From wealth to diversity, our editors offer an action plan - Page 2 of 11

From wealth to diversity, our editors offer an action plan

Americans to achieve parity — from wealth to health — there needs to be a comprehensive agenda. On the following pages, each editor provides their personal and professional evaluation of the challenges facing black America and offers some prescriptive advice. Not surprisingly, most of their solutions start with the individual — you.

The history of black entrepreneurship in America spans nearly 400 years, dating back to 1621 when a slave named Anthony Johnson saved to buy his way out of bondage. Along with his wife, Mary, Johnson purchased land and raised livestock in Virginia. The couple eventually acquired 250 acres.

In the centuries that followed, African American entrepreneurs made great gains despite almost insurmountable odds. Contemporary black entrepreneurship coincided with the birth of this publication 35 years ago.

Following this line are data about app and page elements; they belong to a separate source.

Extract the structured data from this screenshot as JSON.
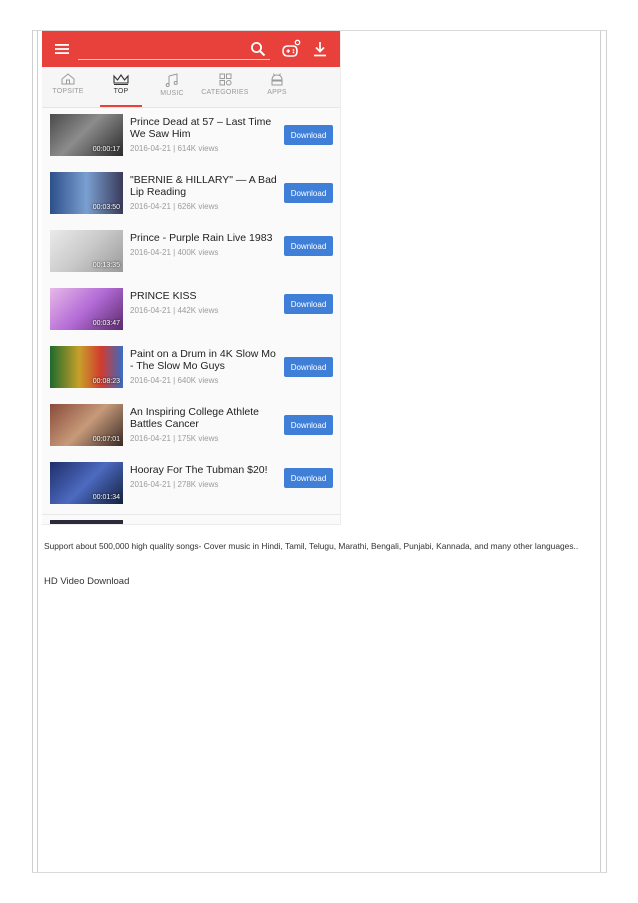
{
  "theme": {
    "accent": "#e8403a",
    "button": "#3f7fd8"
  },
  "toolbar": {
    "menu_icon": "hamburger-icon",
    "search_icon": "search-icon",
    "game_icon": "game-controller-icon",
    "download_icon": "download-icon"
  },
  "tabs": [
    {
      "label": "TOPSITE",
      "icon": "home-icon"
    },
    {
      "label": "TOP",
      "icon": "crown-icon",
      "active": true
    },
    {
      "label": "MUSIC",
      "icon": "music-note-icon"
    },
    {
      "label": "CATEGORIES",
      "icon": "grid-icon"
    },
    {
      "label": "APPS",
      "icon": "android-icon"
    }
  ],
  "videos": [
    {
      "title": "Prince Dead at 57 – Last Time We Saw Him",
      "meta": "2016-04-21 | 614K views",
      "duration": "00:00:17",
      "button": "Download"
    },
    {
      "title": "\"BERNIE & HILLARY\" — A Bad Lip Reading",
      "meta": "2016-04-21 | 626K views",
      "duration": "00:03:50",
      "button": "Download"
    },
    {
      "title": "Prince - Purple Rain Live 1983",
      "meta": "2016-04-21 | 400K views",
      "duration": "00:13:35",
      "button": "Download"
    },
    {
      "title": "PRINCE KISS",
      "meta": "2016-04-21 | 442K views",
      "duration": "00:03:47",
      "button": "Download"
    },
    {
      "title": "Paint on a Drum in 4K Slow Mo - The Slow Mo Guys",
      "meta": "2016-04-21 | 640K views",
      "duration": "00:08:23",
      "button": "Download"
    },
    {
      "title": "An Inspiring College Athlete Battles Cancer",
      "meta": "2016-04-21 | 175K views",
      "duration": "00:07:01",
      "button": "Download"
    },
    {
      "title": "Hooray For The Tubman $20!",
      "meta": "2016-04-21 | 278K views",
      "duration": "00:01:34",
      "button": "Download"
    }
  ],
  "caption": "Support about 500,000 high quality songs- Cover music in Hindi, Tamil, Telugu, Marathi, Bengali, Punjabi, Kannada, and many other languages..",
  "subheading": "HD Video Download"
}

Paradoxically, the Nixon administration developed the black capitalism program, which spawned the agency that eventually became the Minority Business Development Agency and the 8(a) program, which set aside a portion of federal contracts for minority-owned companies. Through these efforts in the 1970s, many BE 100S firms got their start. The continual growth of the BE 100S is an ongoing testament to progress, but there’s still a lot more to be done. Of the thousands of black-owned companies that have been established since financier Reginald F. Lewis developed TLC Beatrice International Holdings Inc. and created the first billion-dollar black business in 1987 only four have ever achieved the size and scale to compete at the highest levels of American business. This illustrates how far black business still has to go to truly compete with their majority counterparts in the global marketplace.

Why should you care? Consider that African American entrepreneurs employ a higher rate of African Americans than white firms. It also means more advancement potential from a career standpoint. Also, black firms are more likely to contract with African American suppliers which, in turn, are more likely to hire black employees. This business activity creates a chain reaction of financial success. Moreover, a number of BE 100S CEOs are tapped for corporate and nonprofit board positions, enabling them to have an impact on diversity programs within major corporations as well as wide-ranging economic development initiatives.

The Census Bureau pointed out in its 1997 survey (sadly the most current statistics available) that black-owned firms generated on average $55,000 between 1992 and 1997. When you compare this to the average white-owned business which generated $276,000, the disparity hits home. Asians generated $205,000 followed by Native Americans at $119,000 and Hispanics at $102,000.

Why? Perhaps too many firms lack access to financing or operate businesses concentrated in industries with low rates of capital investments. Many minority firms have lower rates of investment in production-enhancing IT and Internet use.

So what’s the solution? A good start to fortifying black-owned businesses is the adoption of our Declaration of Financial Empowerment principle No. 8: to support the creation and growth of profitable, competitive black-owned enterprises.

Next, large multinational companies have to fully embrace diversity and ensure that they not only provide contracting opportunities for black-owned businesses but also